Thousands of Prince fans gathered in downtown Minneapolis for a memorial block party.

Thousands of Prince fans gathered in downtown Minneapolis for a memorial block party.

By 9 p.m. Thursday, the tears that spilled beneath his star at First Avenue had dried. The intermittent rain clouds that marked a dreary day in Minnesota history, too, had dissipated.

On the night of his death, thousands of Prince fans flocked to downtown Minneapolis, where a last-minute memorial concert was held outside the club he made famous. The bustling strip of Seventh Street between Hennepin and First avenues was shut down for the tribute bash.

The Mayo Clinic Square's purple lights bounced off upscale lounge Seven, where more fans lined the rooftop patio to watch as Twin Cities musicians paid their respects to the state's most revered artist by performing his hits.

“Dearly beloved, we are gathered here today to get through this thing called life,” uttered Rhymesayers rapper Dem Atlas before bounding through the Purple One's “Let's Go Crazy.”

The song's opening line felt especially haunting less than 12 hours after Prince Rogers Nelson was found dead in his Chanhassen home at 57.

“It didn't seem right just to sit at home alone,” said Tahira Darling of Lanesboro, Minnesota. “At times like these, people need to be around other people.”

Darling and Michelle Rowley made the two-hour-plus drive from southeastern Minnesota to collectively celebrate an inimitable artist who could break the internet with a look.

Backed by a live band, Claire de Lune, Chastity Brown, Sarah White, and others blasted through Prince classics with heartfelt abandon. It didn’t matter if the songs were unrehearsed.
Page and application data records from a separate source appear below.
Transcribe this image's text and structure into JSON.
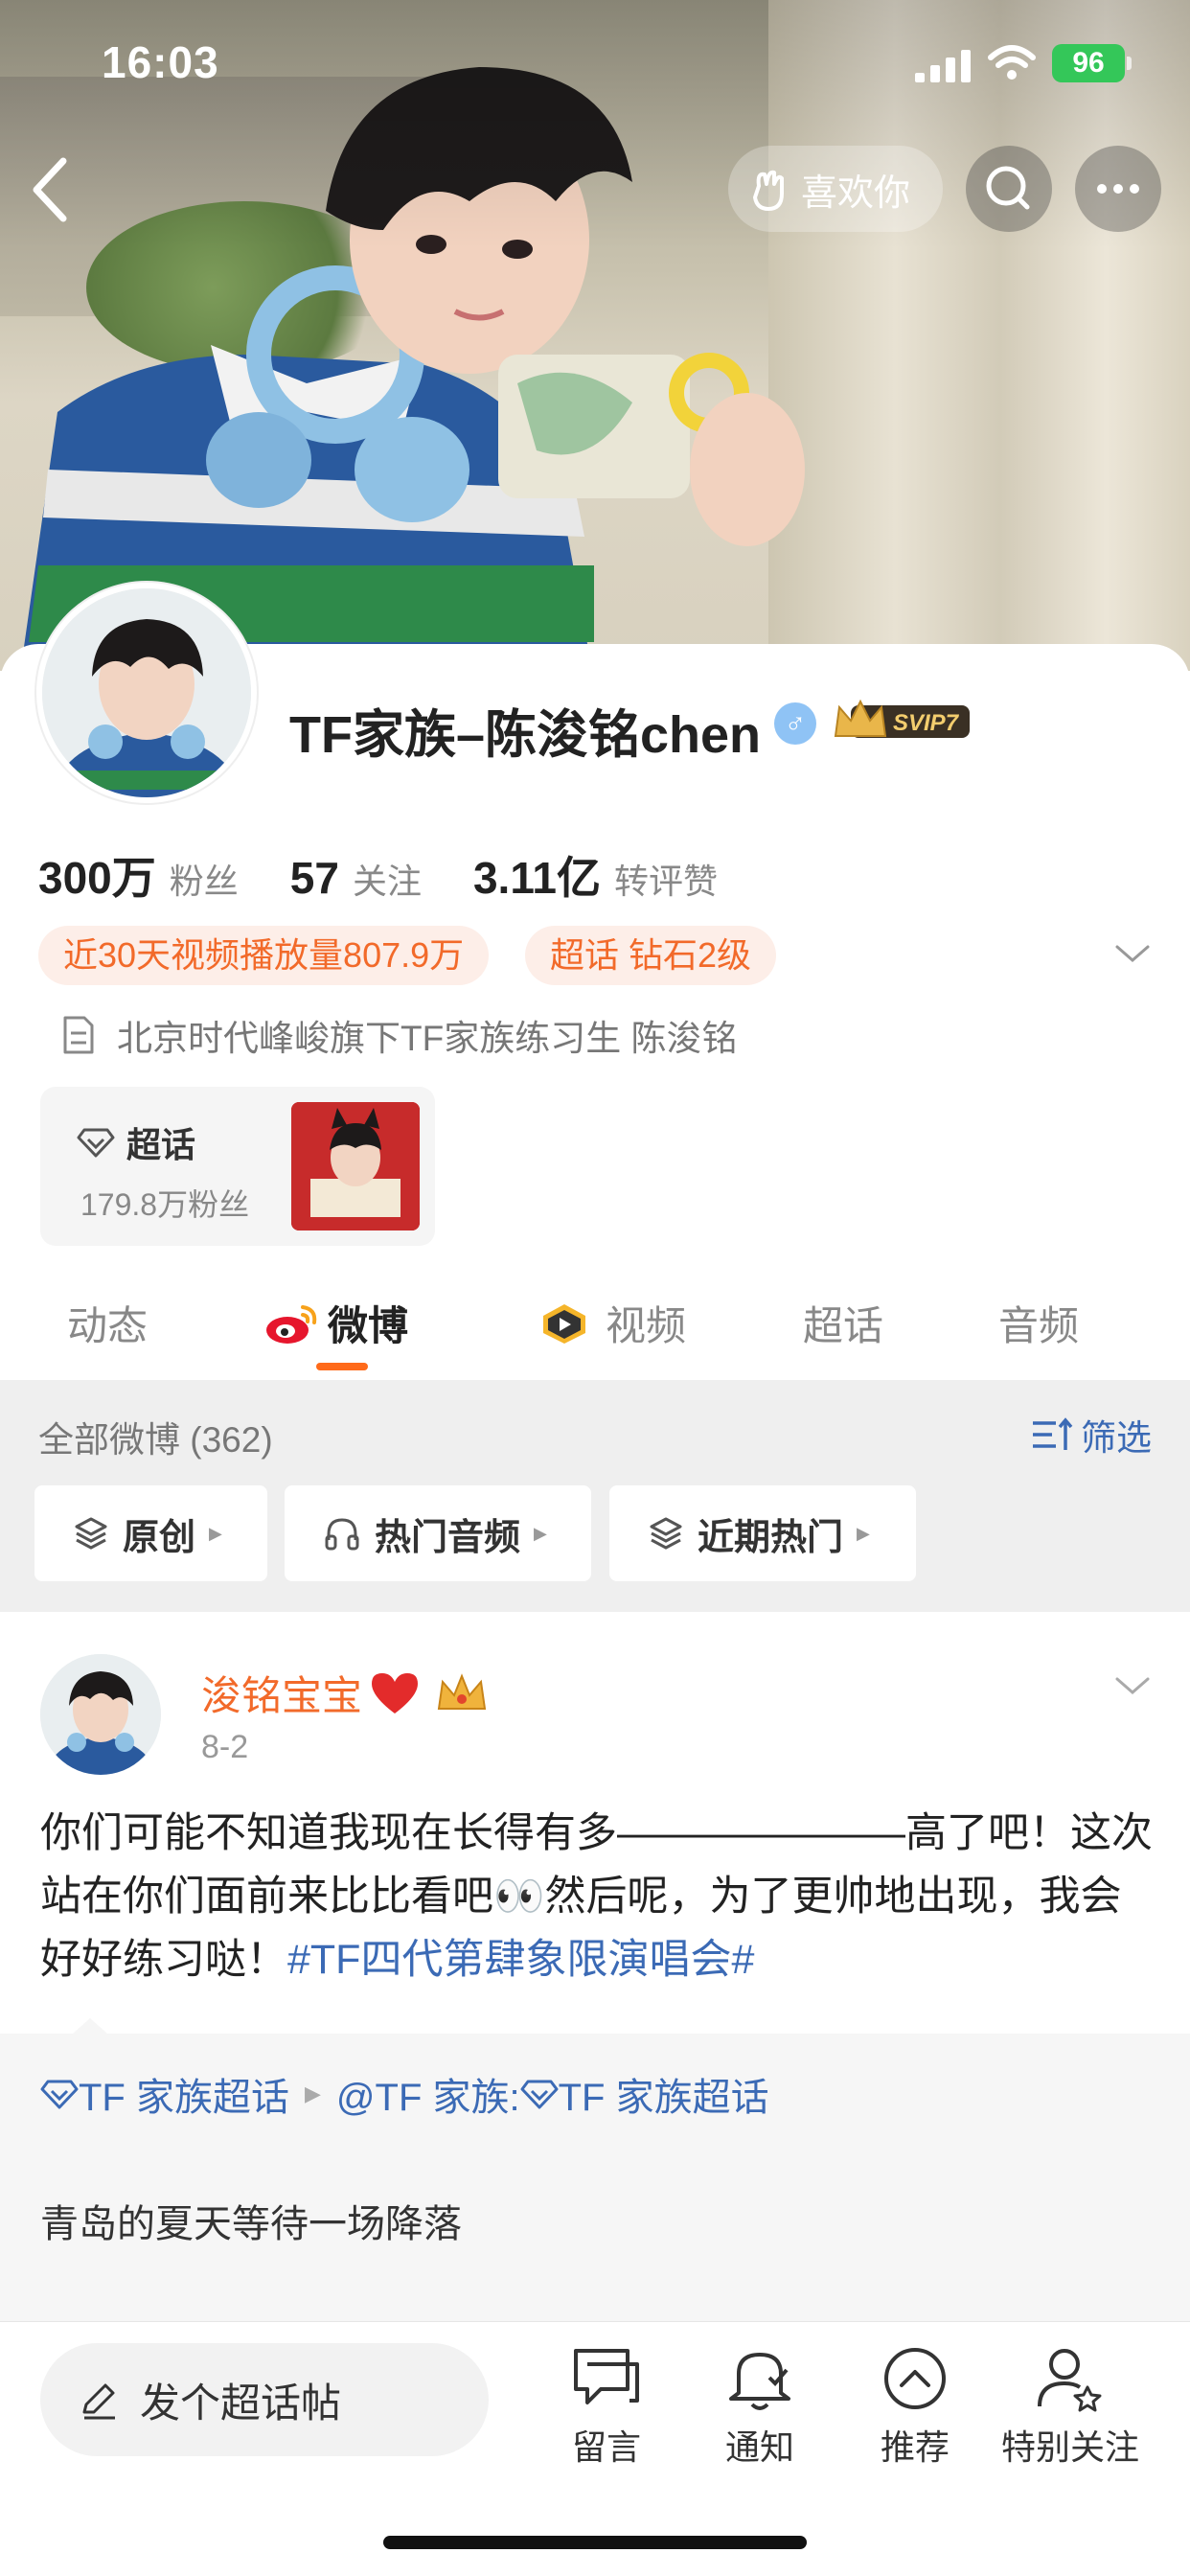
{
  "status_bar": {
    "time": "16:03",
    "battery": "96"
  },
  "top_nav": {
    "like_label": "喜欢你"
  },
  "profile": {
    "name": "TF家族–陈浚铭chen",
    "gender_symbol": "♂",
    "vip_badge": "SVIP7",
    "stats": [
      {
        "value": "300万",
        "label": "粉丝"
      },
      {
        "value": "57",
        "label": "关注"
      },
      {
        "value": "3.11亿",
        "label": "转评赞"
      }
    ],
    "tags": [
      "近30天视频播放量807.9万",
      "超话 钻石2级"
    ],
    "bio": "北京时代峰峻旗下TF家族练习生  陈浚铭"
  },
  "super_topic_card": {
    "title": "超话",
    "fans": "179.8万粉丝"
  },
  "tabs": [
    "动态",
    "微博",
    "视频",
    "超话",
    "音频"
  ],
  "active_tab": "微博",
  "feed_header": {
    "count_label": "全部微博 (362)",
    "filter_label": "筛选"
  },
  "chips": [
    "原创",
    "热门音频",
    "近期热门"
  ],
  "post": {
    "author": "浚铭宝宝",
    "date": "8-2",
    "text_main": "你们可能不知道我现在长得有多———————高了吧！这次站在你们面前来比比看吧👀然后呢，为了更帅地出现，我会好好练习哒！",
    "topic": "#TF四代第肆象限演唱会#"
  },
  "repost": {
    "source": "TF 家族超话",
    "mention": "@TF 家族:",
    "mention_topic": "TF 家族超话",
    "text": "青岛的夏天等待一场降落"
  },
  "bottom_bar": {
    "compose_label": "发个超话帖",
    "items": [
      "留言",
      "通知",
      "推荐",
      "特别关注"
    ]
  }
}
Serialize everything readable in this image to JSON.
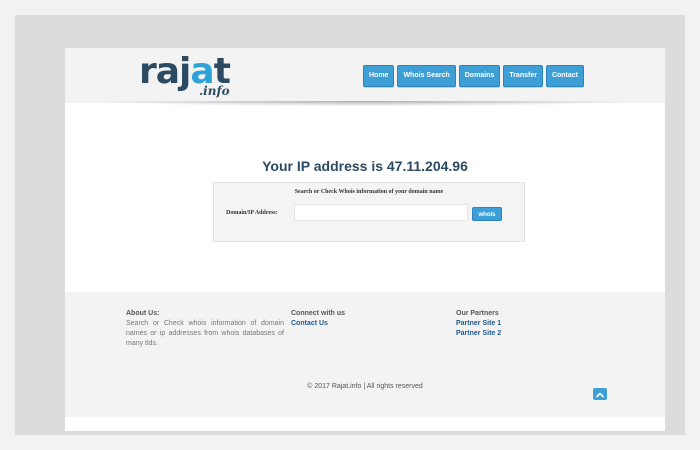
{
  "logo": {
    "main_start": "raj",
    "main_accent": "a",
    "main_end": "t",
    "sub": ".info"
  },
  "nav": {
    "home": "Home",
    "whois_search": "Whois Search",
    "domains": "Domains",
    "transfer": "Transfer",
    "contact": "Contact"
  },
  "main": {
    "ip_title": "Your IP address is 47.11.204.96",
    "search_caption": "Search or Check Whois information of your domain name",
    "search_label": "Domain/IP Address:",
    "search_value": "",
    "search_button": "whois"
  },
  "footer": {
    "about_title": "About Us:",
    "about_text": "Search or Check whois information of domain names or ip addresses from whois databases of many tlds.",
    "connect_title": "Connect with us",
    "contact_link": "Contact Us",
    "partners_title": "Our Partners",
    "partner1": "Partner Site 1",
    "partner2": "Partner Site 2",
    "copyright": "© 2017 Rajat.info | All rights reserved"
  },
  "colors": {
    "accent": "#3e9fd6",
    "dark_blue": "#2b4a63",
    "link": "#1f5a8c"
  },
  "icons": {
    "scroll_top": "chevron-up-icon"
  }
}
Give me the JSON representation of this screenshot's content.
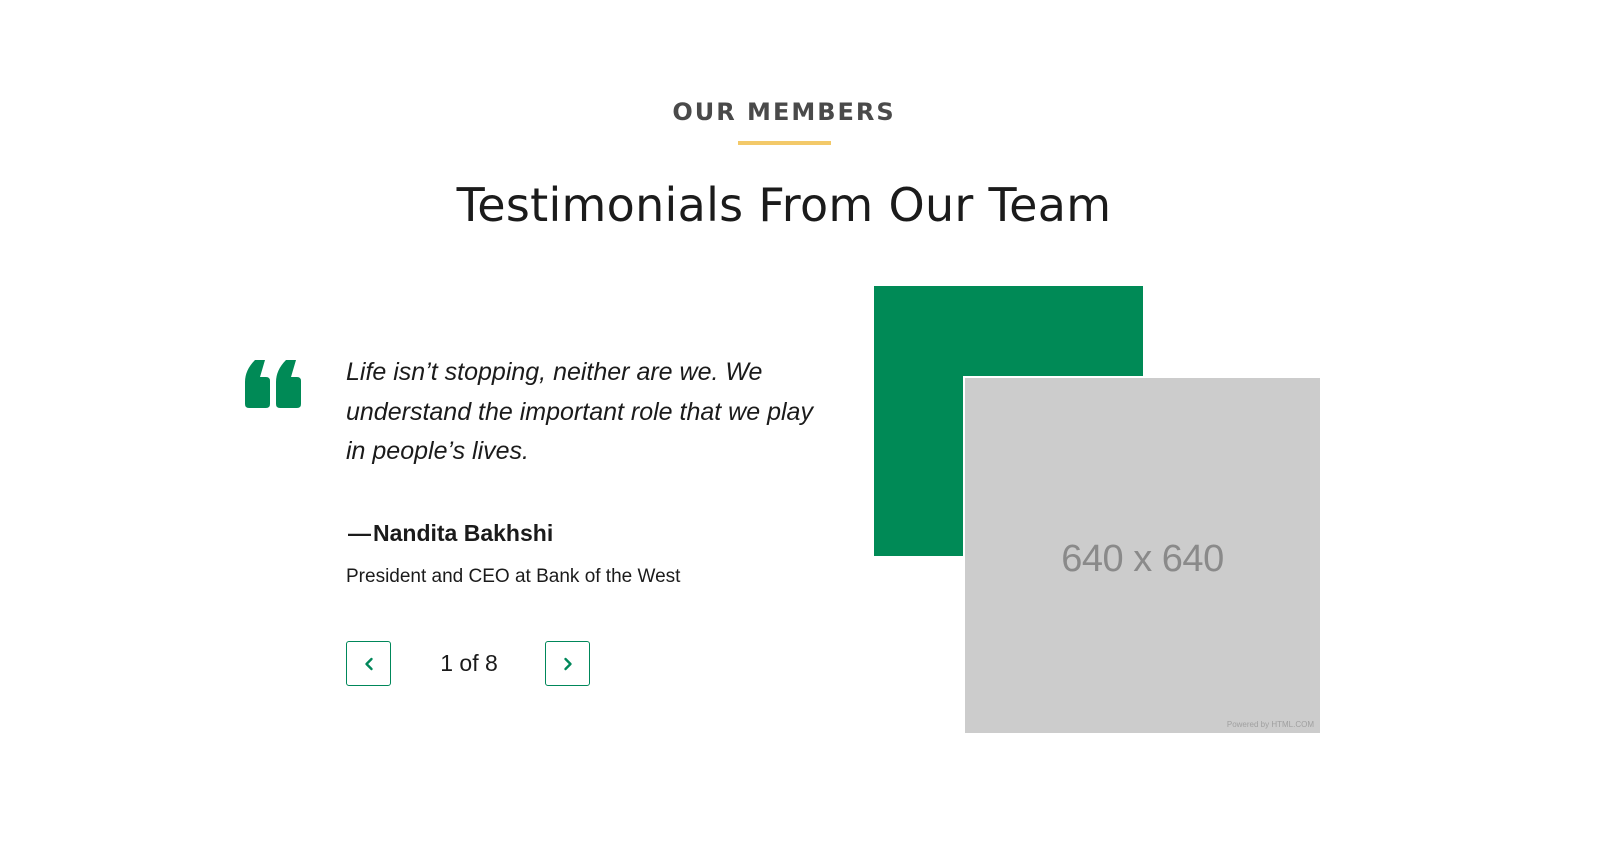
{
  "section": {
    "eyebrow": "OUR MEMBERS",
    "heading": "Testimonials From Our Team"
  },
  "testimonial": {
    "quote": "Life isn’t stopping, neither are we. We understand the important role that we play in people’s lives.",
    "author_dash": "—",
    "author_name": "Nandita Bakhshi",
    "author_role": "President and CEO at Bank of the West"
  },
  "pager": {
    "current_label": "1 of 8",
    "prev_icon": "chevron-left-icon",
    "next_icon": "chevron-right-icon"
  },
  "image": {
    "placeholder_label": "640 x 640",
    "credit": "Powered by HTML.COM"
  },
  "colors": {
    "accent_green": "#008a56",
    "accent_yellow": "#f3c969",
    "placeholder_gray": "#cccccc"
  },
  "icons": {
    "quote": "quote-icon"
  }
}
Emotion piloted this musical joyride that included powerhouse vocalist PaviElle’s raw yet punchy “I Would Die 4 U” rendition.

In an almost Prince-like fashion, the bill’s marquee name was late to the party. Upon her arrival Lizzo, who hopped a flight from L.A. back to Minneapolis on Thursday for the event, slowly pushed through the densely packed crowd toward the stage. The ever-rising local star crushed her take on “The Beautiful Ones,” fiercely sustaining her potent high notes.

“Prince always spoke how he felt,” she proclaimed during an interlude. “It’s our duty as artists to keep that spirit alive in the Twin Cities.”

As she relinquished the mic everyone knew what was next. An icon’s most iconic song. Led by the bluesy charm of Chastity Brown, all the performers crashed the stage for an extra anthemic version of “Purple Rain” only arena-form Prince could beat.

Though the guitar hero himself couldn’t be there to wail it, the screaming solo scaled the Target Center walls behind the stage. Sidewalk to sidewalk, the crowd swayed during the coo-along crescendo.

“Sharing it with everybody that was here, and frankly sharing it with people all over the world via social media, people are appreciative,” longtime fan Tj Western said of the show.

As the block party ended, seemingly half the crowd tried to funnel into First Avenue where a free all-night dance party was about to begin. Fans who didn’t make it in, like Darling and Rowley, have another shot the next two nights as the late-night festivities return to the club (doors at 1:30 a.m.). The nocturnal Purple One would approve.

Bobby Kahn was one of the lucky ones who got inside and lasted all night. Draped in a purple boa and matching feather hat, Kahn (a City Pages contributor) showed no signs of fatigue at 6:30 a.m. “Actually, the last hour has been my best dancing hour,” he said among fellow all-nighters and third-shifters just arriving.

While rolling through slow jams and unabashed ass-shakers, the tribute to His Funkiness — led by DJ Jake Rudh’s marathon set — kept the same tone. Pure joy, Kahn said.

With the party winding down, the remaining few hundred people shuffled across a dance floor littered with neon straws and plastic cups. Downtown workers had already reclaimed the streets when “Purple Rain” boomed through the club for the last time that night/morning.

After the closing notes, the crowd would file out onto the sidewalk, back to real life. Carrying with them a legend.

“This is the way it’s supposed to be done,” Kahn said. “I was happy to honor Prince the right way.”